|US7276911||Dec 22, 2005||Oct 2, 2007||Integrated Power Components, Inc.||Detection of malfunctioning bulbs in decorative light strings|
|US8672510||Jan 10, 2013||Mar 18, 2014||Gerald Allen Budelman||Method and apparatus for diagnosing and repairing faults in a series-connected lamp string|
|US20060097726 *||Dec 22, 2005||May 11, 2006||Integrated Power Components, Inc.||Detection of malfunctioning bulbs in decorative light strings|
|US20150102814 *||Oct 16, 2013||Apr 16, 2015||Virgil Benton||Lighting Maintenance, Testing and Repair Kit and Method of Use Thereof|
|U.S. Classification||324/414, 324/529, 315/185.00S, 324/72.5|

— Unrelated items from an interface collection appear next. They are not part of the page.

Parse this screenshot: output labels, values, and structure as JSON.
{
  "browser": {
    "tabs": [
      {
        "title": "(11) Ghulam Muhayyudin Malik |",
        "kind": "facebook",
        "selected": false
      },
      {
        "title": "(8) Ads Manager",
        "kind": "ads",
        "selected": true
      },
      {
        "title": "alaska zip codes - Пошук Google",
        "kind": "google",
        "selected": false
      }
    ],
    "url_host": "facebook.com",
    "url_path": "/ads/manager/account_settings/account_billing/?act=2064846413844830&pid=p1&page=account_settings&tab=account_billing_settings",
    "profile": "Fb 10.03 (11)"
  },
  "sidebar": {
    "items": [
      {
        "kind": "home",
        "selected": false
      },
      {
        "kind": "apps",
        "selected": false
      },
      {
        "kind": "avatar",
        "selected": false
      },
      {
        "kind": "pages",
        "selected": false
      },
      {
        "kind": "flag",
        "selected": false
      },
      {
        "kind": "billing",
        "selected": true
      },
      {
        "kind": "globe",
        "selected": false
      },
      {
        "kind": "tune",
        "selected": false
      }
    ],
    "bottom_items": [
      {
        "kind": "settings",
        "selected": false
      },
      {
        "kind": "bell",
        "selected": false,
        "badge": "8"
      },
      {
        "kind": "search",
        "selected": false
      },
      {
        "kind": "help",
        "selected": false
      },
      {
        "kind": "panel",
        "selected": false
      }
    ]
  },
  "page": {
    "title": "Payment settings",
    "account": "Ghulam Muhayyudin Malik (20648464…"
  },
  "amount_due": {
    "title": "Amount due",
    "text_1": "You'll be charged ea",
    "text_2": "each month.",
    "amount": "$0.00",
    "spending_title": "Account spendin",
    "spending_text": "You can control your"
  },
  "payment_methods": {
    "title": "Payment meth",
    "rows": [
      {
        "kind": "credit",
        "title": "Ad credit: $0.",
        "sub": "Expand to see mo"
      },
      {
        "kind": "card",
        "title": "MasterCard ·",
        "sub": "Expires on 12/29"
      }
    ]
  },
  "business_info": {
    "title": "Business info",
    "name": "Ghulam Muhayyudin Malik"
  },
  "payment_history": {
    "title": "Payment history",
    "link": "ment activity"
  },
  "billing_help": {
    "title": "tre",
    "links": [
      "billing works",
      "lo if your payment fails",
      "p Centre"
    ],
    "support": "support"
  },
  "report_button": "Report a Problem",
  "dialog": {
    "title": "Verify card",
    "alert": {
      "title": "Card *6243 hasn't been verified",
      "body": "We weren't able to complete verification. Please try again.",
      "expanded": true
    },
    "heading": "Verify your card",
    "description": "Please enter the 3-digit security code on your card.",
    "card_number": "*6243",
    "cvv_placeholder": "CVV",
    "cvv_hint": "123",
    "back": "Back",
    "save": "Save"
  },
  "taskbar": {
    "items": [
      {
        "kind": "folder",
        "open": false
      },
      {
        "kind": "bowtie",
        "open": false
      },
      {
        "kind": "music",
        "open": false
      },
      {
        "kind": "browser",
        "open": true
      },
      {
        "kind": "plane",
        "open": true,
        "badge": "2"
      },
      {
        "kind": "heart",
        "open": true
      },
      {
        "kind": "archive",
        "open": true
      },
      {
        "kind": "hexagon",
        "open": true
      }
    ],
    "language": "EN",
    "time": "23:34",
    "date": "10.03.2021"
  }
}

|Nov 15, 2006||REMI||Maintenance fee reminder mailed|
|Apr 29, 2007||LAPS||Lapse for failure to pay maintenance fees|
|Jun 26, 2007||FP||Expired due to failure to pay maintenance fee|
Effective date: 20070429